]. The release of SDF-1 is upregulated at sites of tissue injury. The increased SDF-1, in turn, leads to the homing of circulating stem cells [38
]. The fibroblast-transplanted group did not show the same scarless repair effect as seen in the Dot cell-transplanted group. This indicates that transplanted fibroblasts do not home to damaged tissue. This phenomenon has also been described by other reporters [39
Our data also show one mechanism of Dot cell tissue repair occurs by differentiation of Dot cells within wounds to dermal and endothelial cells. The differentiation of Dot cells is a rapid process that results the repairing tissues derived all from Dot cells differentiation (). We used Dot cell-transplantation method instead of topic application of Dot cells to the wound bed in our experiments. Because Dot cells are blood-derived and very small, so it is easier and more physiological to apply them through circulation. In addition, blood-transplantation is easier to control the cell numbers without loosing cells that could be happened in wound topic application. One mechanism of Dot cell-induced scarless healing could be their lack of some cytokine expression. For example, the differentiated Dot cells strongly express FGF-2, which function to increase proliferation of the Dot cell-derived fibroblasts. Their rapid proliferation may have anti-differentiation effects, such as reduction of latent local TGF-β, since TGF-β is pro-fibrotic. FGF-2 may function to reduce fibroblasts differentiation into myofibroblasts, the cells that release large amounts of interstitial collagens and induce strong tissue contraction, i.e. resulting scarring. Because all wounds in the present study were made in 6 mm diameter, we only detected only a small of accelerated wound healing by Dot cells. However, we believe that Dot cells can also increase healing speed, and my help in the healing of diabetic wounds. These hypothesis need to be investigated in the future studies.
Dot cells function during early stages of repair, which may be requisite to scarless healing. We observed that the scar on saline control wounds remodels after day 20 when there were no significant differences of scaring between Dot cells and saline injected wounds. The recovery of saline-injected group by 20 days could be explained by host stem cells in saline-injected mice also migrate to the wounds and repair tissue, however, in a slower way, due to the smaller number of stem cells in saline-injected mice compared to the Dot cell-transplanted wounds.

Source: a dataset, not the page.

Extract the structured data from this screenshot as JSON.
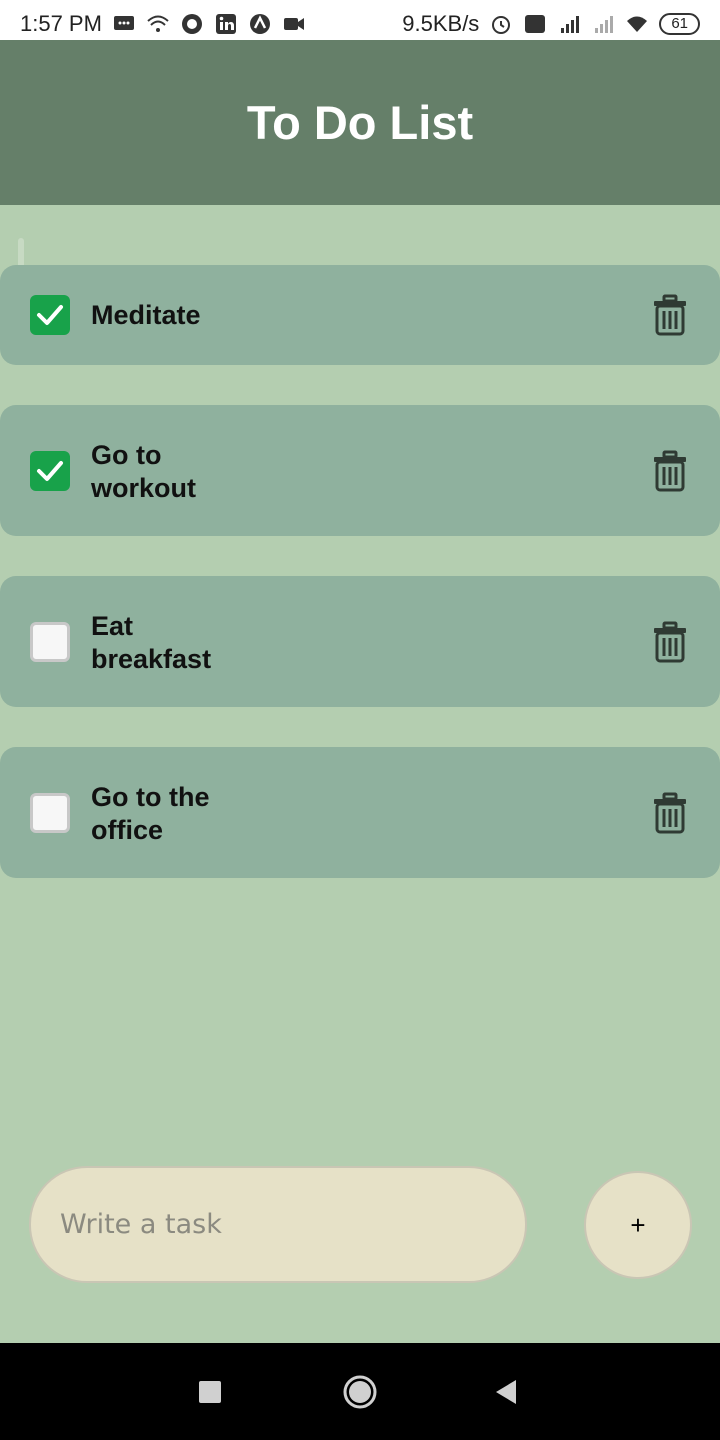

The ratio of Dot cells in E16.5 fetal mouse blood is more than twenty times higher than that of adult mice, suggesting Dot cells may be the key for scarless healing. To determine if the higher Dot cell number enhances tissue repair, we transplanted 500,000 isolated Dot cells into each wounded adult mouse. The Dot cell number for transplantation was calculated as 40% of the total number Dot cells in one recipient animal, i.e. 1.5 (ml of blood in one mouse) × 4 ×109 (total blood cells per ml) × 0.02% (the ratio of adult Dot cells within total blood cells) = 500,000. Our data suggest that a 40% increase in the number of Dot cells can induce scarless healing. The ratio of Dot cells in E16.5 fetal mice is twenty times higher than in adult mice, the high number of Dot cells in fetus maybe the key for scarless wound healing.
In our transplantation model, we found that GFP-labeled Dot cells lose their GFP expression in wounds after the dermal structure is fully restored. This suggests that the self-renew of Dot cells population is well regulated, which effectively limit their proliferation rate in vivo
. Dys-regulation or other damage during self-renewal could cause hyperproliferation of the transplanted stem cells, and thus cause them to become ‘cancer stem cells’ in recipients [40
]. We believe that after wound has healed, Dot cells stay in the circulation in the number as same as the normal unwounded mouse.
Our data provide evidence that Dot cells have a major role in repairing wounded dermis to reduce scar formation. We believe the high number of circulating Dot cells in fetal blood is the key for fetal scarless wound healing. In contrast, scarring in adults could be due to the lower number of Dot cells in blood and BM in adults. However, the mechanism of tissue repair by Dot cells is still unclear and further studies on the skin progenitor effects of Dot cells need to be performed.